TASK TO CARRY OUT
Go through the following listing and count each line that contains the string "google"; the answer is that number alone.

········

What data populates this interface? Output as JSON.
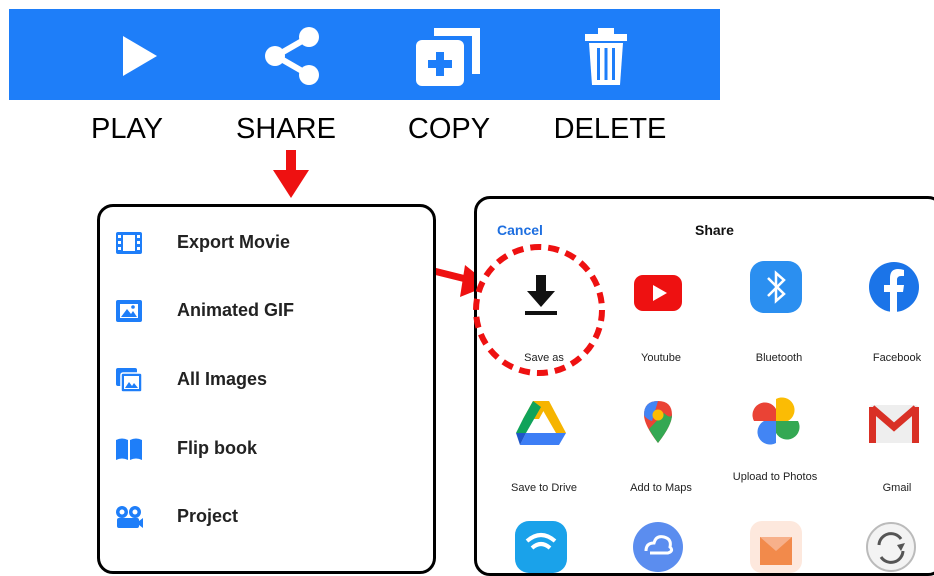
{
  "toolbar": {
    "play_label": "PLAY",
    "share_label": "SHARE",
    "copy_label": "COPY",
    "delete_label": "DELETE",
    "background": "#1e7ef9"
  },
  "share_menu": {
    "items": [
      {
        "label": "Export Movie",
        "icon": "film-icon"
      },
      {
        "label": "Animated GIF",
        "icon": "image-icon"
      },
      {
        "label": "All Images",
        "icon": "images-icon"
      },
      {
        "label": "Flip book",
        "icon": "book-icon"
      },
      {
        "label": "Project",
        "icon": "projector-icon"
      }
    ]
  },
  "share_sheet": {
    "cancel_label": "Cancel",
    "title": "Share",
    "apps": [
      {
        "label": "Save as",
        "icon": "download-icon"
      },
      {
        "label": "Youtube",
        "icon": "youtube-icon"
      },
      {
        "label": "Bluetooth",
        "icon": "bluetooth-icon"
      },
      {
        "label": "Facebook",
        "icon": "facebook-icon"
      },
      {
        "label": "Save to Drive",
        "icon": "google-drive-icon"
      },
      {
        "label": "Add to Maps",
        "icon": "google-maps-icon"
      },
      {
        "label": "Upload to Photos",
        "icon": "google-photos-icon"
      },
      {
        "label": "Gmail",
        "icon": "gmail-icon"
      }
    ]
  },
  "colors": {
    "accent_blue": "#1e7ef9",
    "annotation_red": "#ee1111"
  }
}
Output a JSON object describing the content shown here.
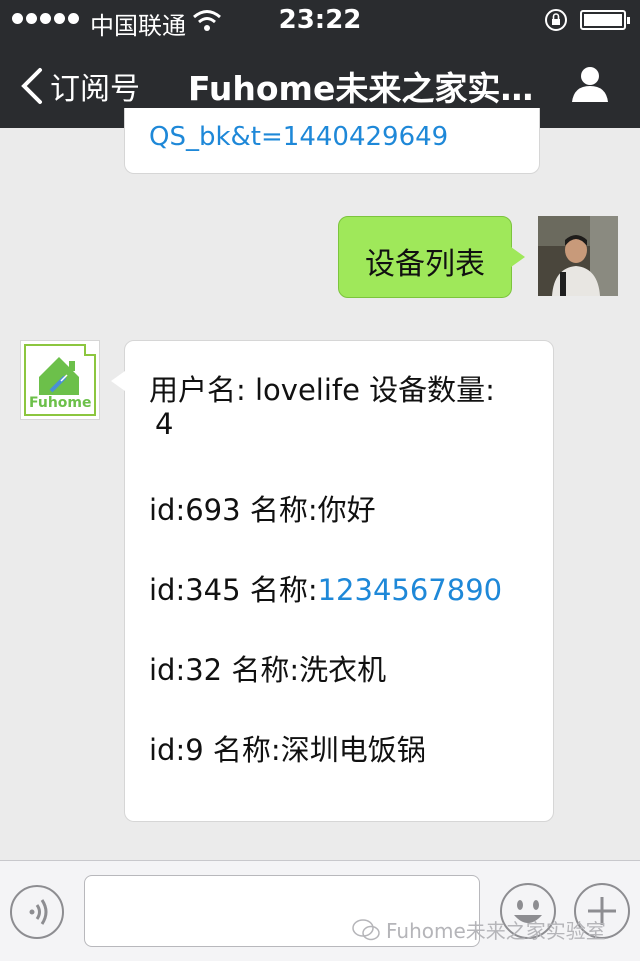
{
  "status_bar": {
    "carrier": "中国联通",
    "time": "23:22"
  },
  "nav": {
    "back_label": "订阅号",
    "title": "Fuhome未来之家实…"
  },
  "messages": {
    "previous_link": "QS_bk&t=1440429649",
    "user_message": "设备列表",
    "device_list": {
      "header": "用户名: lovelife 设备数量:",
      "count": "4",
      "items": [
        {
          "id": "id:693",
          "name_label": "名称:",
          "name": "你好"
        },
        {
          "id": "id:345",
          "name_label": "名称:",
          "name": "1234567890"
        },
        {
          "id": "id:32",
          "name_label": "名称:",
          "name": "洗衣机"
        },
        {
          "id": "id:9",
          "name_label": "名称:",
          "name": "深圳电饭锅"
        }
      ]
    }
  },
  "bot_avatar": {
    "logo_text": "Fuhome"
  },
  "watermark": "Fuhome未来之家实验室",
  "colors": {
    "bar": "#2a2c2f",
    "chat_bg": "#ebebeb",
    "sent_bubble": "#9fe85a",
    "link": "#1e88d8"
  }
}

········

PROBLEM SOLUTION
3